→ EXERCISE MATERIAL:
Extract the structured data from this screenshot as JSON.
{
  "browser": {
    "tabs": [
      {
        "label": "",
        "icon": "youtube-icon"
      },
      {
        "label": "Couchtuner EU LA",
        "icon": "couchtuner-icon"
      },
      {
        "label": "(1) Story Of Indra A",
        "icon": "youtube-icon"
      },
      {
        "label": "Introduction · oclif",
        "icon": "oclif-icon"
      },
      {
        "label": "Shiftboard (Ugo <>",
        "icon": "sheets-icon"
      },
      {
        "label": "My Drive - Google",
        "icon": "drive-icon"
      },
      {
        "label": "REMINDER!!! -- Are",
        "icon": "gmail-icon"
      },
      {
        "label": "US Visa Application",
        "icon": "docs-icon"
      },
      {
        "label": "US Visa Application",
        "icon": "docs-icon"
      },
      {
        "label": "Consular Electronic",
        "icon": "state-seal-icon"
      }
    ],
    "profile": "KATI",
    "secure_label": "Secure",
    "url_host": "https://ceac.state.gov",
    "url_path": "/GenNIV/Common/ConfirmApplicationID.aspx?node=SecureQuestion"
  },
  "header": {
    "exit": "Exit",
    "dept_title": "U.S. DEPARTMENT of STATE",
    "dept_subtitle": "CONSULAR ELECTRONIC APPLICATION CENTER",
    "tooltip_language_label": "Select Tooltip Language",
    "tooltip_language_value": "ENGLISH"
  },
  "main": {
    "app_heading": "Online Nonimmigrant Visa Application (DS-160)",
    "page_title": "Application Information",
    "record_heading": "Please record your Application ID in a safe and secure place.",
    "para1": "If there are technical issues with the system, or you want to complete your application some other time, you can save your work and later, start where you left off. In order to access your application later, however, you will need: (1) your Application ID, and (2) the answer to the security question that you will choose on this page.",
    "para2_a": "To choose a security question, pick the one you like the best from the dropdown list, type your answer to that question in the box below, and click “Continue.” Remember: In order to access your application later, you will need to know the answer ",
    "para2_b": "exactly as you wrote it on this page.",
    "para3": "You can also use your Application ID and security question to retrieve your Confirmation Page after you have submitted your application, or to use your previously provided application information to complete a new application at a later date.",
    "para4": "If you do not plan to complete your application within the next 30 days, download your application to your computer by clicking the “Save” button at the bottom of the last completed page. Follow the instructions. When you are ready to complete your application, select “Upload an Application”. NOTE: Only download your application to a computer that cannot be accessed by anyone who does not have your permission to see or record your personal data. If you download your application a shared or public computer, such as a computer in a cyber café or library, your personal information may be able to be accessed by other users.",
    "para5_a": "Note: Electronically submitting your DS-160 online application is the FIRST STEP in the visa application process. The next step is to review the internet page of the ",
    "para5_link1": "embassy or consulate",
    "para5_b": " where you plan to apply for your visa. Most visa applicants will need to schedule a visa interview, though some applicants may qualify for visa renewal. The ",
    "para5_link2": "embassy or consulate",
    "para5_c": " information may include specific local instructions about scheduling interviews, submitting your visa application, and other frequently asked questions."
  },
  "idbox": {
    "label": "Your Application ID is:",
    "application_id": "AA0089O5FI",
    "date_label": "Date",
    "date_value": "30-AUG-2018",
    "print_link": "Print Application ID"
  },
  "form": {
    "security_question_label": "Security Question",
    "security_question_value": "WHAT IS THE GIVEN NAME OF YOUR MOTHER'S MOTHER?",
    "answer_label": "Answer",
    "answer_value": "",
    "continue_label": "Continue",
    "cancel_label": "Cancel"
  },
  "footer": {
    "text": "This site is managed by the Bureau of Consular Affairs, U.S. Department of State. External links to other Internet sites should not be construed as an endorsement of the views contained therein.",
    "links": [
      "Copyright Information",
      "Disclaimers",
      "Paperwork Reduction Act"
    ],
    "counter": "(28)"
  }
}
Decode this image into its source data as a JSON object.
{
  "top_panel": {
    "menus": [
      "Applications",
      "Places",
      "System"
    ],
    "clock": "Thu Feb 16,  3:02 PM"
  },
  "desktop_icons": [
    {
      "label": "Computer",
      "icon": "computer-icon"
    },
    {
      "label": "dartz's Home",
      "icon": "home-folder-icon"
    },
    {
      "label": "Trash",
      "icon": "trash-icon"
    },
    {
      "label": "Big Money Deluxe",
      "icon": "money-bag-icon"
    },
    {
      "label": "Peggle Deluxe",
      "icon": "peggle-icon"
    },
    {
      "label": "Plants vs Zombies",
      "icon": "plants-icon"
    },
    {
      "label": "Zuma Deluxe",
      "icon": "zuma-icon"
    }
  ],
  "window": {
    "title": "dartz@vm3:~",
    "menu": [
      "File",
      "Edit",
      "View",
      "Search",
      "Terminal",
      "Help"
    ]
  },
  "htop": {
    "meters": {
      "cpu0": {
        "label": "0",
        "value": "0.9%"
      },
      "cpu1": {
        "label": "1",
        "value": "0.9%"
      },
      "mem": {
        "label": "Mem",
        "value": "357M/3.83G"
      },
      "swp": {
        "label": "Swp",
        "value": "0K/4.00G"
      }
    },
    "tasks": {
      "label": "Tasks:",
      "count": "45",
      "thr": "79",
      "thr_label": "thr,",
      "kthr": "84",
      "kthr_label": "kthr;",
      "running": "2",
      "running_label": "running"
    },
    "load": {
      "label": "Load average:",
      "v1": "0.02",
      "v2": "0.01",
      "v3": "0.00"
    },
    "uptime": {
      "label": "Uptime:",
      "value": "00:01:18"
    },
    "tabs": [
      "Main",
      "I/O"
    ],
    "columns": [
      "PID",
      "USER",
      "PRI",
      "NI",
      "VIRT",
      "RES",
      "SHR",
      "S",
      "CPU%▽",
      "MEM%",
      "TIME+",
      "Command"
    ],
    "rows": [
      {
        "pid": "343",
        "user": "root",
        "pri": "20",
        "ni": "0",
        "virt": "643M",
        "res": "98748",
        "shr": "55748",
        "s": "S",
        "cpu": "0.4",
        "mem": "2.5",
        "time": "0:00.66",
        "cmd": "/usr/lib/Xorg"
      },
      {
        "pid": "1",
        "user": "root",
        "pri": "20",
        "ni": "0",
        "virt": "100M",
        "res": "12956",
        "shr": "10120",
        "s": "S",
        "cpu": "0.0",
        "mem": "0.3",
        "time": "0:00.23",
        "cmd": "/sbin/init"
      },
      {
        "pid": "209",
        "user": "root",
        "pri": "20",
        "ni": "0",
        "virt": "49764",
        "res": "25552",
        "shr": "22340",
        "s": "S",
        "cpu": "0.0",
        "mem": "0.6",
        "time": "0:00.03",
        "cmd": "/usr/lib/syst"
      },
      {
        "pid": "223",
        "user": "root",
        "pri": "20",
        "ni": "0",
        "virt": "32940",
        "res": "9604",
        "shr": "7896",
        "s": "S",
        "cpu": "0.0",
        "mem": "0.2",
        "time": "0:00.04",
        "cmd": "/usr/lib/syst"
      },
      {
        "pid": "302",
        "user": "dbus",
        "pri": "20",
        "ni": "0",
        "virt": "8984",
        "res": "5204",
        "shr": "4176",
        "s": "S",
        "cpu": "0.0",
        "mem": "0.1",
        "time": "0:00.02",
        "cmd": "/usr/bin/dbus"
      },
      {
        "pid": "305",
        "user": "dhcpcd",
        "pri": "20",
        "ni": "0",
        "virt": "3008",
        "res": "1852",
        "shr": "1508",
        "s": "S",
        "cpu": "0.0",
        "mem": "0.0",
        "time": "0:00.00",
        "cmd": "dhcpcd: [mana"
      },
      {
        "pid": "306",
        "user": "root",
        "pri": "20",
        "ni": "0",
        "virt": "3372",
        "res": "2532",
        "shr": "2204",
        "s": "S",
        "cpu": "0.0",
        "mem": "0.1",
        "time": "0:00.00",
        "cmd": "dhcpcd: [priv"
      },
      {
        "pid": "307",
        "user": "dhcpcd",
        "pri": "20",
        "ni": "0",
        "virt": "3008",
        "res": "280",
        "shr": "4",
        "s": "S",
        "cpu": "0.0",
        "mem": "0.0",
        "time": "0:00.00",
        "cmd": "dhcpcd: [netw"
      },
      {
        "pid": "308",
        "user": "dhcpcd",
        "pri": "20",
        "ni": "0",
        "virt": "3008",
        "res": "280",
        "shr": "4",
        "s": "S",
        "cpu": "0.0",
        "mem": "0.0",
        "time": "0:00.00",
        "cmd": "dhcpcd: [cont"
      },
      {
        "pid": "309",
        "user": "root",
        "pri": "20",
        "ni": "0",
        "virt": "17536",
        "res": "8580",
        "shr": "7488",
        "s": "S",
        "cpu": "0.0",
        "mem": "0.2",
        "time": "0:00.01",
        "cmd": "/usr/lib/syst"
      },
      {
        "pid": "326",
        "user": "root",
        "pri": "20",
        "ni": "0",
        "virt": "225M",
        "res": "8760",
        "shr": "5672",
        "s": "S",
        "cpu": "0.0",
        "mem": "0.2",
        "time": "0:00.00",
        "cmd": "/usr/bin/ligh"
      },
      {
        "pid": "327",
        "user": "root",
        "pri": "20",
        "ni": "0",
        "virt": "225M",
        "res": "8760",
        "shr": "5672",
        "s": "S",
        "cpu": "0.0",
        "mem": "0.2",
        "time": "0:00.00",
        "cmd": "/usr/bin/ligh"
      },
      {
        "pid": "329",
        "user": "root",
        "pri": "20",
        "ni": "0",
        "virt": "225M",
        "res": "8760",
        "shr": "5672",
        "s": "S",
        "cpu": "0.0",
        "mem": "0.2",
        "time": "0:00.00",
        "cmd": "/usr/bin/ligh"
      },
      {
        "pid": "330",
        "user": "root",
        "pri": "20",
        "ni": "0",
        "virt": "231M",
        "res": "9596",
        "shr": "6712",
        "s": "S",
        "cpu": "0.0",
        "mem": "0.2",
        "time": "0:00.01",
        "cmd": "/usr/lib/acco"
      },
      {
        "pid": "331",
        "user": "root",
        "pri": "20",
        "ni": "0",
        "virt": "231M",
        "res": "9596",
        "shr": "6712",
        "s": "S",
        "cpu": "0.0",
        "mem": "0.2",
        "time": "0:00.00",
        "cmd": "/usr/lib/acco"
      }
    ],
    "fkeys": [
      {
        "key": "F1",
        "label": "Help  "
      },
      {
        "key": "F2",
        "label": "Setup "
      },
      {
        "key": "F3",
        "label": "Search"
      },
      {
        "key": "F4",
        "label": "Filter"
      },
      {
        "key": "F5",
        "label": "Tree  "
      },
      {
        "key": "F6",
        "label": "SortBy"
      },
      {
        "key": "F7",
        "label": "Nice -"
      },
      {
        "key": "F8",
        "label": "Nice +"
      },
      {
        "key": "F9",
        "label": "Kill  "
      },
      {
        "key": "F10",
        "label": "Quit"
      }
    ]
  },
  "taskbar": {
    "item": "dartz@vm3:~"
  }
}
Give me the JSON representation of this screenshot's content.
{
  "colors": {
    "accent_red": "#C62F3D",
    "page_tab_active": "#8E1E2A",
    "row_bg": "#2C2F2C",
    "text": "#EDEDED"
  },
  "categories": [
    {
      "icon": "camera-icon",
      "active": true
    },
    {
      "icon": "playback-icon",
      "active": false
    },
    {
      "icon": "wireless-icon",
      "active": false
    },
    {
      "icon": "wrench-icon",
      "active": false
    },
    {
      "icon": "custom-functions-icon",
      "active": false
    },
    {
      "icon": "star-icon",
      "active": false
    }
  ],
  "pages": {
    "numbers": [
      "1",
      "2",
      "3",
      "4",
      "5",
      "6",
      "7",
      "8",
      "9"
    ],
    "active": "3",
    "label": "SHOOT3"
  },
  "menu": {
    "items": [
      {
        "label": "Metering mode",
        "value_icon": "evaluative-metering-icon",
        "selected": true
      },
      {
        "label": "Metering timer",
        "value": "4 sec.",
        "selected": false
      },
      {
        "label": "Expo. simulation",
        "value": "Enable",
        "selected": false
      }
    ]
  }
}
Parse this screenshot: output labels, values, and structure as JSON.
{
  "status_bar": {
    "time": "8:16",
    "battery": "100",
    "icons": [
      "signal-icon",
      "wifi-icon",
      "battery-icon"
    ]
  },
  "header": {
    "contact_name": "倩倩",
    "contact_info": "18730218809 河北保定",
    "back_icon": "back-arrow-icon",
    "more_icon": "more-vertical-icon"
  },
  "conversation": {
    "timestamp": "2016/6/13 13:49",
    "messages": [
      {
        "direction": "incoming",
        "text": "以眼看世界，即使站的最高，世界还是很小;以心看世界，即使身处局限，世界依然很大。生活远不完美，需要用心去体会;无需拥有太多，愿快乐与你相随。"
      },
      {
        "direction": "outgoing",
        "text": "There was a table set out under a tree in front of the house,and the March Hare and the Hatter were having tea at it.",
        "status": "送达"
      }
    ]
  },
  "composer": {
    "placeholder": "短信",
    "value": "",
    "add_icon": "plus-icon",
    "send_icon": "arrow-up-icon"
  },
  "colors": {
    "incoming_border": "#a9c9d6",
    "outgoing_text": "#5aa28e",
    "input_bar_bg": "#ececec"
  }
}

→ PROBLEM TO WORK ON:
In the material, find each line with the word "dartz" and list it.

→ EXERCISE RESPONSE:
      "label": "dartz's Home",
    "title": "dartz@vm3:~",
    "item": "dartz@vm3:~"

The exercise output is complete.